Smoking is the leading cause of preventable death, Dr. David N. Tornberg, deputy assistant secretary of defense for clinical and program policy, said during an interview with the Pentagon Channel.
Held on the third Thursday each year, the Smokeout encourages people to quit smoking for their health and well-being.
Indeed, about 30 percent of cancer deaths are attributable to smoking, Tornberg pointed out, noting that the habit also is known to cause asthma, emphysema, hardening of the arteries and other serious health problems.
Smokers also are ill more often than nonsmokers, Tornberg said, and have higher hospitalization rates.
Yet, despite the well-publicized health risks connected to smoking, the military has witnessed rising smoking rates among younger servicemembers in recent years, Tornberg said.
“Unfortunately, our smoking rate is higher than the civilian norm,” Tornberg acknowledged. “We have about a 32 percent smoking rate within the services.” Surveys show most military smokers are young people holding the ranks of private through staff sergeant, he said.
Servicemembers cite stress or boredom as reasons for taking up smoking, Tornberg said, noting that most military smokers pick up the habit after completing initial military training. Other servicemembers start smoking, he added, after they’ve been deployed overseas.

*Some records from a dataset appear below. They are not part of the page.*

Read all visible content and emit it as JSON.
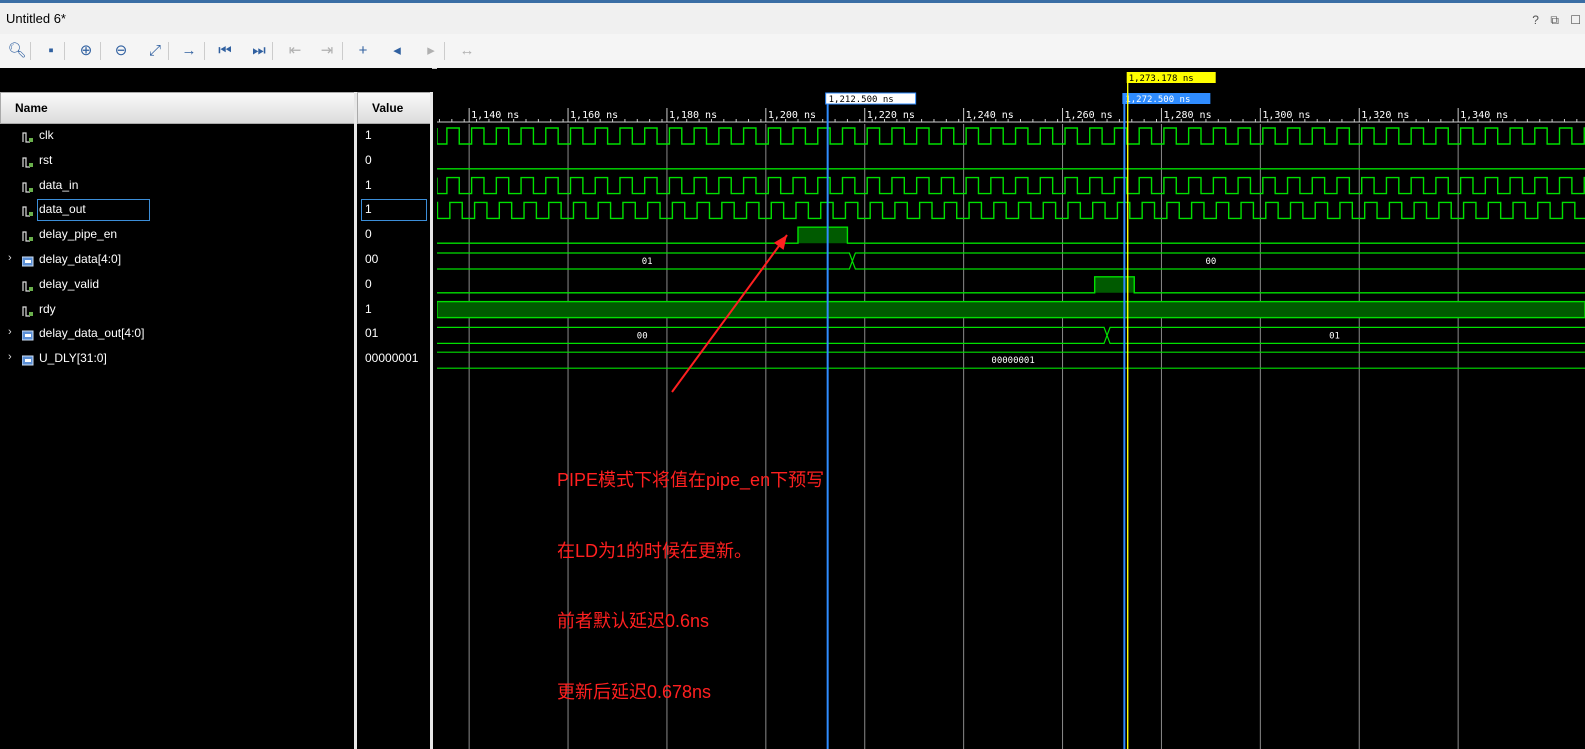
{
  "window": {
    "title": "Untitled 6*",
    "controls": [
      "?",
      "⧉",
      "☐"
    ]
  },
  "toolbar": {
    "buttons": [
      {
        "name": "search-icon",
        "glyph": "🔍︎"
      },
      {
        "name": "save-icon",
        "glyph": "▪"
      },
      {
        "name": "zoom-in-icon",
        "glyph": "⊕"
      },
      {
        "name": "zoom-out-icon",
        "glyph": "⊖"
      },
      {
        "name": "zoom-fit-icon",
        "glyph": "⤢"
      },
      {
        "name": "goto-cursor-icon",
        "glyph": "→"
      },
      {
        "name": "goto-start-icon",
        "glyph": "⏮"
      },
      {
        "name": "goto-end-icon",
        "glyph": "⏭"
      },
      {
        "name": "prev-transition-icon",
        "glyph": "⇤"
      },
      {
        "name": "next-transition-icon",
        "glyph": "⇥"
      },
      {
        "name": "add-marker-icon",
        "glyph": "+"
      },
      {
        "name": "prev-marker-icon",
        "glyph": "◂"
      },
      {
        "name": "next-marker-icon",
        "glyph": "▸"
      },
      {
        "name": "swap-cursors-icon",
        "glyph": "↔"
      }
    ]
  },
  "headers": {
    "name": "Name",
    "value": "Value"
  },
  "signals": [
    {
      "name": "clk",
      "value": "1",
      "type": "bit",
      "expandable": false
    },
    {
      "name": "rst",
      "value": "0",
      "type": "bit",
      "expandable": false
    },
    {
      "name": "data_in",
      "value": "1",
      "type": "bit",
      "expandable": false
    },
    {
      "name": "data_out",
      "value": "1",
      "type": "bit",
      "expandable": false,
      "selected": true
    },
    {
      "name": "delay_pipe_en",
      "value": "0",
      "type": "bit",
      "expandable": false
    },
    {
      "name": "delay_data[4:0]",
      "value": "00",
      "type": "bus",
      "expandable": true
    },
    {
      "name": "delay_valid",
      "value": "0",
      "type": "bit",
      "expandable": false
    },
    {
      "name": "rdy",
      "value": "1",
      "type": "bit",
      "expandable": false
    },
    {
      "name": "delay_data_out[4:0]",
      "value": "01",
      "type": "bus",
      "expandable": true
    },
    {
      "name": "U_DLY[31:0]",
      "value": "00000001",
      "type": "bus",
      "expandable": true
    }
  ],
  "waves": {
    "time_unit": "ns",
    "ticks": [
      "1,140 ns",
      "1,160 ns",
      "1,180 ns",
      "1,200 ns",
      "1,220 ns",
      "1,240 ns",
      "1,260 ns",
      "1,280 ns",
      "1,300 ns",
      "1,320 ns",
      "1,340 ns"
    ],
    "tick_values": [
      1140,
      1160,
      1180,
      1200,
      1220,
      1240,
      1260,
      1280,
      1300,
      1320,
      1340
    ],
    "markers": [
      {
        "label": "1,212.500 ns",
        "time": 1212.5,
        "style": "white"
      },
      {
        "label": "1,272.500 ns",
        "time": 1272.5,
        "style": "blue"
      },
      {
        "label": "1,273.178 ns",
        "time": 1273.178,
        "style": "yellow"
      }
    ],
    "clock_period_ns": 5,
    "bus_labels": {
      "delay_data": [
        {
          "text": "01",
          "time": 1176
        },
        {
          "text": "00",
          "time": 1290
        }
      ],
      "delay_data_out": [
        {
          "text": "00",
          "time": 1175
        },
        {
          "text": "01",
          "time": 1315
        }
      ],
      "U_DLY": [
        {
          "text": "00000001",
          "time": 1250
        }
      ]
    },
    "pulses": {
      "delay_pipe_en": [
        1206.5,
        1216.5
      ],
      "delay_valid": [
        1266.5,
        1274.5
      ]
    },
    "transitions": {
      "delay_data": 1217.5,
      "delay_data_out": 1269
    }
  },
  "annotation": {
    "lines": [
      "PIPE模式下将值在pipe_en下预写",
      "在LD为1的时候在更新。",
      "前者默认延迟0.6ns",
      "更新后延迟0.678ns"
    ],
    "color": "#ff2020"
  },
  "colors": {
    "wave": "#00e000",
    "wave_fill": "#005a00",
    "marker_blue": "#2f8cff",
    "marker_yellow": "#ffff00"
  }
}
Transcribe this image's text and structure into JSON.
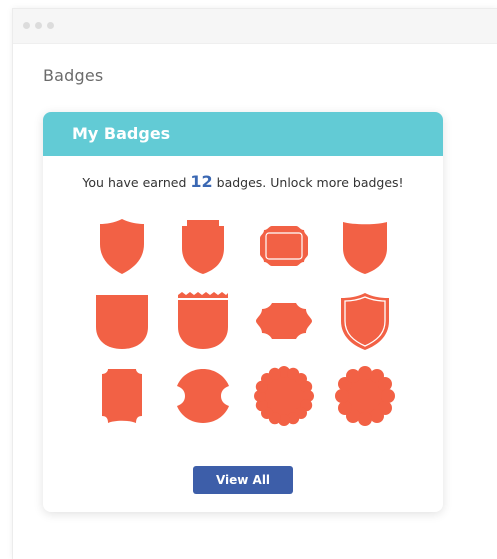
{
  "page": {
    "title": "Badges"
  },
  "card": {
    "header": "My Badges",
    "earned_prefix": "You have earned",
    "earned_count": "12",
    "earned_suffix": "badges. Unlock more badges!",
    "view_all_label": "View All"
  },
  "colors": {
    "header": "#62cbd5",
    "badge": "#f26145",
    "button": "#3d5ea9",
    "count": "#3b68b3"
  },
  "badges": [
    "shield-pointed-icon",
    "shield-notched-icon",
    "plaque-ornate-icon",
    "shield-curved-icon",
    "banner-round-icon",
    "banner-fringed-icon",
    "plaque-scalloped-icon",
    "shield-outlined-icon",
    "shield-bracket-icon",
    "circle-notched-icon",
    "seal-scalloped-icon",
    "seal-wavy-icon"
  ]
}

The military offers smoking cessation assistance through its health care facilities, Tornberg said, as well as a hotline to help smokers quit. The DoD-sponsored toll-free smoking cessation Quitline is available at 888-742-0742.
The military has been tracking servicemembers’ smoking habits for the past 40 years or so, Tornberg noted. The good news, he reported, is that overall smoking within the military has dramatically decreased over that time period.
“We are winning the fight, albeit slowly” against smoking in the military, Tornberg asserted, while acknowledging the recent upward incidence of smoking among younger servicemembers.
Having quit smoking cigarettes, some servicemembers have switched to smokeless tobacco products, Tornberg observed. However, such products -- like cigarettes -- contain the drug nicotine, he pointed out.
“Nicotine is additive, and nicotine is the cause of many, many of the medical conditions associated with smoking,” Tornberg said. Nicotine, he explained, alters blood flow and makes servicemembers who ingest the drug more susceptible to heat stress. And nicotine degrades a person’s night vision by as much as 20 to 50 percent, Tornberg noted, depending on altitude.
Smoking also reduces endurance and causes the body to take longer to heal, Tornberg pointed out.
“So, there are a lot of immediate negative health effects from smoking,” Tornberg said. “And, in a way, if we think about it, smokers have made, perhaps, a conscious decision not to take care of themselves in some respect.”
Tornberg urged servicemembers who don’t smoke not to start. Quitting smoking, he acknowledged, isn’t easy.
“The average smoker attempts to quit three to four times over his lifespan before he successfully quits,” Tornberg explained, pointing to nicotine’s additive quality.
Therefore, most smokers –- including military -- require counseling and medications, he noted, to successfully kick the habit.
“And, their primary care physician can certainly assist them in their journey to quit smoking,” Tornberg concluded.